[Data about app and page elements]
[Start of section]

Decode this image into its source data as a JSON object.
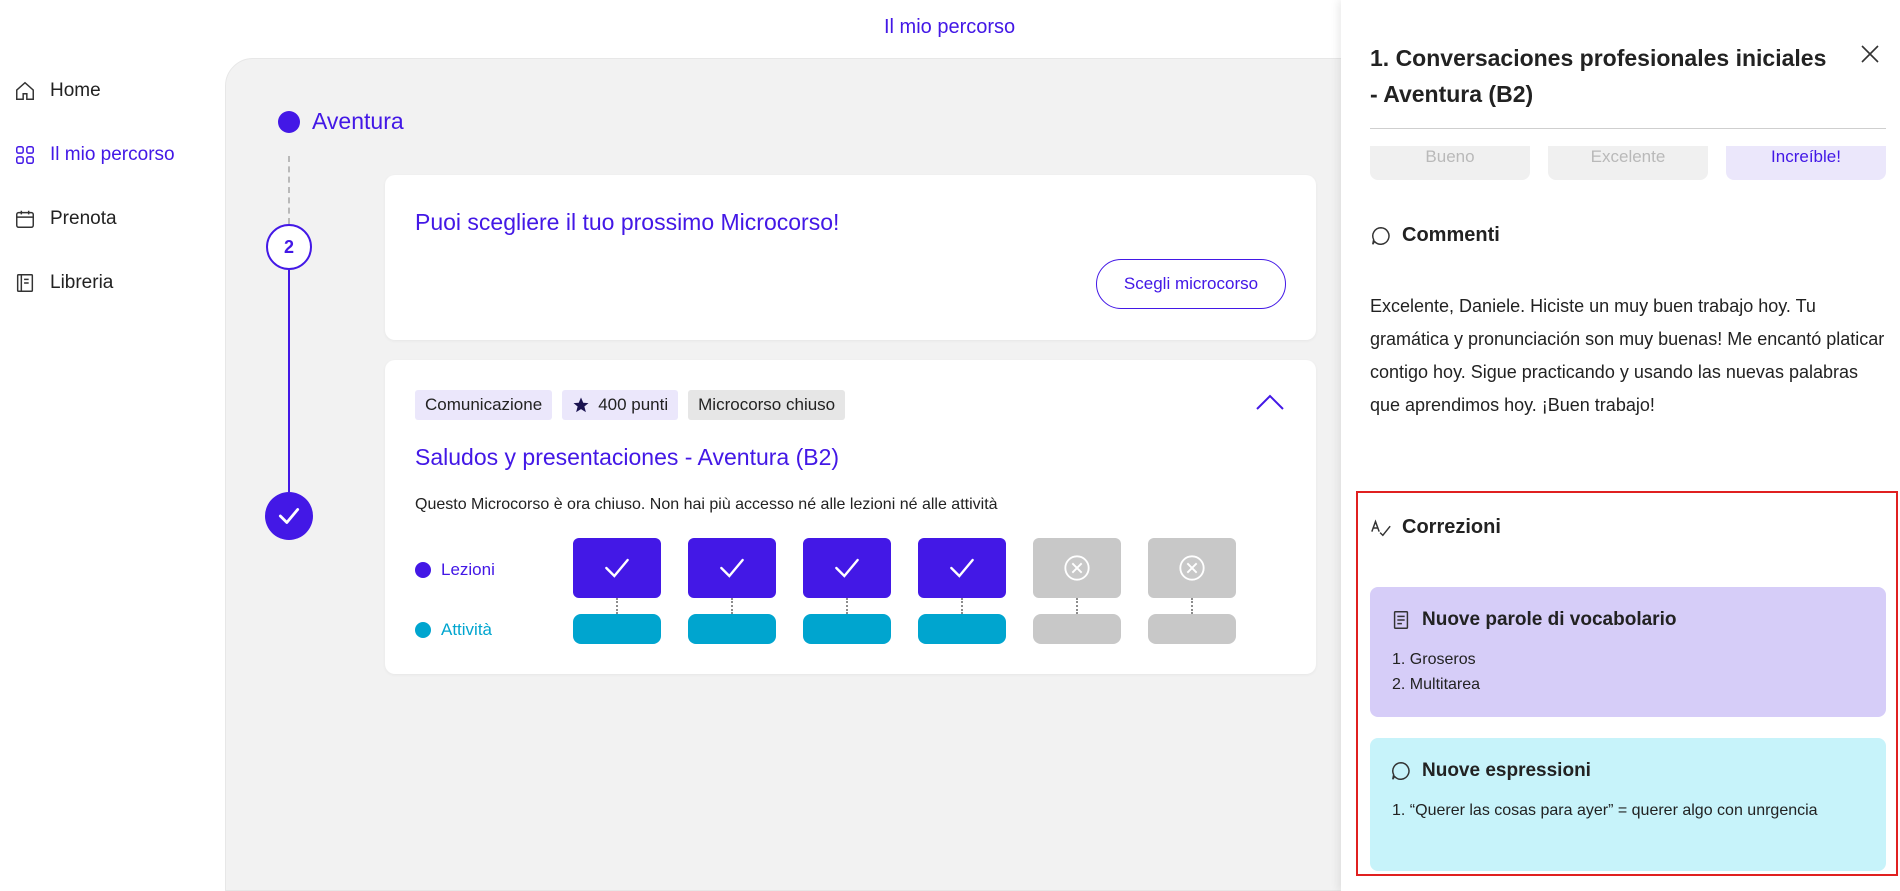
{
  "header": {
    "title": "Il mio percorso"
  },
  "sidebar": {
    "items": [
      {
        "label": "Home",
        "icon": "home-icon",
        "active": false
      },
      {
        "label": "Il mio percorso",
        "icon": "grid-icon",
        "active": true
      },
      {
        "label": "Prenota",
        "icon": "calendar-icon",
        "active": false
      },
      {
        "label": "Libreria",
        "icon": "book-icon",
        "active": false
      }
    ]
  },
  "path": {
    "title": "Aventura",
    "step_number": "2"
  },
  "next_card": {
    "title": "Puoi scegliere il tuo prossimo Microcorso!",
    "button_label": "Scegli microcorso"
  },
  "course_card": {
    "tags": {
      "category": "Comunicazione",
      "points": "400 punti",
      "status": "Microcorso chiuso"
    },
    "title": "Saludos y presentaciones - Aventura (B2)",
    "description": "Questo Microcorso è ora chiuso. Non hai più accesso né alle lezioni né alle attività",
    "lessons_label": "Lezioni",
    "activities_label": "Attività",
    "lessons_done_count": 4,
    "lessons_locked_count": 2
  },
  "panel": {
    "title": "1. Conversaciones profesionales iniciales - Aventura (B2)",
    "ratings": [
      "Bueno",
      "Excelente",
      "Increíble!"
    ],
    "comments_heading": "Commenti",
    "comment": "Excelente, Daniele. Hiciste un muy buen trabajo hoy. Tu gramática y pronunciación son muy buenas! Me encantó platicar contigo hoy. Sigue practicando y usando las nuevas palabras que aprendimos hoy. ¡Buen trabajo!",
    "corrections_heading": "Correzioni",
    "vocab": {
      "heading": "Nuove parole di vocabolario",
      "items": [
        "1. Groseros",
        "2. Multitarea"
      ]
    },
    "expressions": {
      "heading": "Nuove espressioni",
      "items": [
        "1. “Querer las cosas para ayer” = querer algo con unrgencia"
      ]
    }
  },
  "colors": {
    "accent": "#4318e6",
    "activity": "#00a5cf",
    "locked": "#c8c8c8",
    "vocab_bg": "#d6cdf8",
    "expr_bg": "#c7f3fa",
    "highlight": "#e02020"
  }
}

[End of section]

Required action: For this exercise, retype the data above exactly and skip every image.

Your response:
Decode this image into its source data as a JSON object.
{
  "header": {
    "title": "Il mio percorso"
  },
  "sidebar": {
    "items": [
      {
        "label": "Home",
        "icon": "home-icon",
        "active": false
      },
      {
        "label": "Il mio percorso",
        "icon": "grid-icon",
        "active": true
      },
      {
        "label": "Prenota",
        "icon": "calendar-icon",
        "active": false
      },
      {
        "label": "Libreria",
        "icon": "book-icon",
        "active": false
      }
    ]
  },
  "path": {
    "title": "Aventura",
    "step_number": "2"
  },
  "next_card": {
    "title": "Puoi scegliere il tuo prossimo Microcorso!",
    "button_label": "Scegli microcorso"
  },
  "course_card": {
    "tags": {
      "category": "Comunicazione",
      "points": "400 punti",
      "status": "Microcorso chiuso"
    },
    "title": "Saludos y presentaciones - Aventura (B2)",
    "description": "Questo Microcorso è ora chiuso. Non hai più accesso né alle lezioni né alle attività",
    "lessons_label": "Lezioni",
    "activities_label": "Attività",
    "lessons_done_count": 4,
    "lessons_locked_count": 2
  },
  "panel": {
    "title": "1. Conversaciones profesionales iniciales - Aventura (B2)",
    "ratings": [
      "Bueno",
      "Excelente",
      "Increíble!"
    ],
    "comments_heading": "Commenti",
    "comment": "Excelente, Daniele. Hiciste un muy buen trabajo hoy. Tu gramática y pronunciación son muy buenas! Me encantó platicar contigo hoy. Sigue practicando y usando las nuevas palabras que aprendimos hoy. ¡Buen trabajo!",
    "corrections_heading": "Correzioni",
    "vocab": {
      "heading": "Nuove parole di vocabolario",
      "items": [
        "1. Groseros",
        "2. Multitarea"
      ]
    },
    "expressions": {
      "heading": "Nuove espressioni",
      "items": [
        "1. “Querer las cosas para ayer” = querer algo con unrgencia"
      ]
    }
  },
  "colors": {
    "accent": "#4318e6",
    "activity": "#00a5cf",
    "locked": "#c8c8c8",
    "vocab_bg": "#d6cdf8",
    "expr_bg": "#c7f3fa",
    "highlight": "#e02020"
  }
}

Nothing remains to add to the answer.